But ideas about this are changing. In the 1990s, San Francisco adopted a no-kill policy for its shelter, a notion that has since spread to many places, including some on Long Island. In such facilities, animals are only killed if they're too sick or ferocious to find a home.
As awareness of animal rights has grown, the no-kill idea has gathered steam. Volunteers and rescue groups here, as elsewhere, have challenged municipal shelters to stop killing adoptable dogs and cats, and to upgrade care. Even in places without no-kill policies, many shelters (such as those in New York City) are working harder to minimize euthanasia.
Yet in many Long Island communities, shelters remain dumping grounds not just for unwanted animals but for political appointees.
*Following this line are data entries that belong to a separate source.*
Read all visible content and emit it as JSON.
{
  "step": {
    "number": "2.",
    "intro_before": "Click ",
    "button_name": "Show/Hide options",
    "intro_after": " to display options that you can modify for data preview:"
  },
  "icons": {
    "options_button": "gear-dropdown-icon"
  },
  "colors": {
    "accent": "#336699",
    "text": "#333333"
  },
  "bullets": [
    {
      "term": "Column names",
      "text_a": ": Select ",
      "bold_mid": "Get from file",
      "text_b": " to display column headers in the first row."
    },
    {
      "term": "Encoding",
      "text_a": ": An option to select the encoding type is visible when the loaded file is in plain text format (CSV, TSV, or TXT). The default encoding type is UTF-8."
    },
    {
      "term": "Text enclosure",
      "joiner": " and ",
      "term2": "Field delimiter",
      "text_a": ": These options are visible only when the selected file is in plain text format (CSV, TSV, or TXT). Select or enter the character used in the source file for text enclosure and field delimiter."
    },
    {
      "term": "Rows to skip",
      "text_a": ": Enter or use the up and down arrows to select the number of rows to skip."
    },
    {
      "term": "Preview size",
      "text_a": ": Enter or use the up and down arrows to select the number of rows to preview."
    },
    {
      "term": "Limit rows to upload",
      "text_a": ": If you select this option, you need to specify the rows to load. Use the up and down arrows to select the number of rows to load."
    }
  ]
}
At the same time, questions have been raised about the treatment of animals in these places.
The controversy has been brought into focus at the Town of Hempstead's animal shelter, which is under investigation by Nassau County District Attorney Kathleen Rice. The shelter's $7 million annual budget includes salaries of more than $100,000 each for nine workers, many of whom have done political work on behalf of local Republicans.
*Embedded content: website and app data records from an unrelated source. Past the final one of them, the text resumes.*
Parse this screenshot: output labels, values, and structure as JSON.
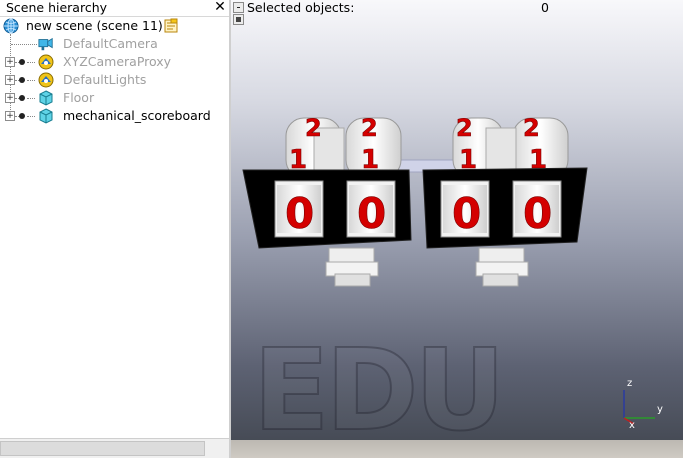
{
  "panel": {
    "title": "Scene hierarchy",
    "close_glyph": "✕"
  },
  "tree": {
    "root": {
      "label": "new scene (scene 11)",
      "icon": "globe-icon"
    },
    "items": [
      {
        "label": "DefaultCamera",
        "icon": "camera-icon",
        "dimmed": true,
        "expandable": false
      },
      {
        "label": "XYZCameraProxy",
        "icon": "camera-proxy-icon",
        "dimmed": true,
        "expandable": true
      },
      {
        "label": "DefaultLights",
        "icon": "lights-icon",
        "dimmed": true,
        "expandable": true
      },
      {
        "label": "Floor",
        "icon": "cube-icon",
        "dimmed": true,
        "expandable": true
      },
      {
        "label": "mechanical_scoreboard",
        "icon": "cube-icon",
        "dimmed": false,
        "expandable": true
      }
    ],
    "expander_glyph": "+"
  },
  "viewport": {
    "selected_label": "Selected objects:",
    "selected_count": "0",
    "watermark": "EDU",
    "axes": {
      "z": "z",
      "y": "y",
      "x": "x"
    },
    "scoreboard": {
      "digits_front": [
        "0",
        "0",
        "0",
        "0"
      ],
      "digits_mid": [
        "1",
        "1",
        "1",
        "1"
      ],
      "digits_top": [
        "2",
        "2",
        "2",
        "2"
      ]
    },
    "colors": {
      "digit": "#d40000",
      "board": "#000000"
    }
  }
}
Three rescue workers who were ousted by the town last year have brought a federal lawsuit claiming the shelter is abusing animals, and that when they complained, the town retaliated. Hempstead Supervisor Kate Murray has already shaken up the shelter's leadership after a 17-year-old video appeared on YouTube showing shelter workers tormenting a cat. One is heard chanting: "Kill the kitty." The town removed Pat Horan, the shelter's acting director at the time, after she was identified as one of workers. Hempstead says it continues to search for a new shelter director.
On the other hand, some shelters on Long Island have made major reforms.
Two years ago, budget woes almost caused Southampton to close its shelter. Instead, the town paid a foundation $200,000 to run it. Southampton's Animal Shelter and Adoption Center also works with rescue groups and volunteers, using "playgroups" to socialize dogs for adoption.
In Brookhaven, Shelter Director Dori Scofield -- an ex-rescue worker -- has established the Bully Alliance to help find homes for the shelter's many Pit Bulls. The program uses private donations to pay rescue groups $250 to place animals for adoption. The town is also designing a new animal shelter.
Southampton and Brookhaven have shown that there are better models for operating shelters, but the state must do more. Worthy legislation sponsored by Assemb. Micah Kellner (D-Manhattan) and Sen. Joseph Robach (R-Rochester) would establish shelter access rights for legitimate rescue groups, giving them notice about animals they can save from destruction. The bill would also set humane standards for shelters, including feeding, exercise and veterinary care.
Kellner says his bill will give rescue groups and volunteers protection, so they can complain about animal mistreatment without fearing ouster. The bill also raises the bar for rescue groups, letting shelters turn away those refusing inspections or led by people with a history of animal cruelty. The bill follows similar laws in California and Delaware.
As the Hempstead dispute reminds us, the state needs to set standards for animal shelters and the rescue groups that work with them. But reform in Hempstead need not wait. There are lessons for Hempstead to be learned from Brookhaven and Southampton, where shelters work with rescue groups and volunteers to train animals for adoption while saving money too. hN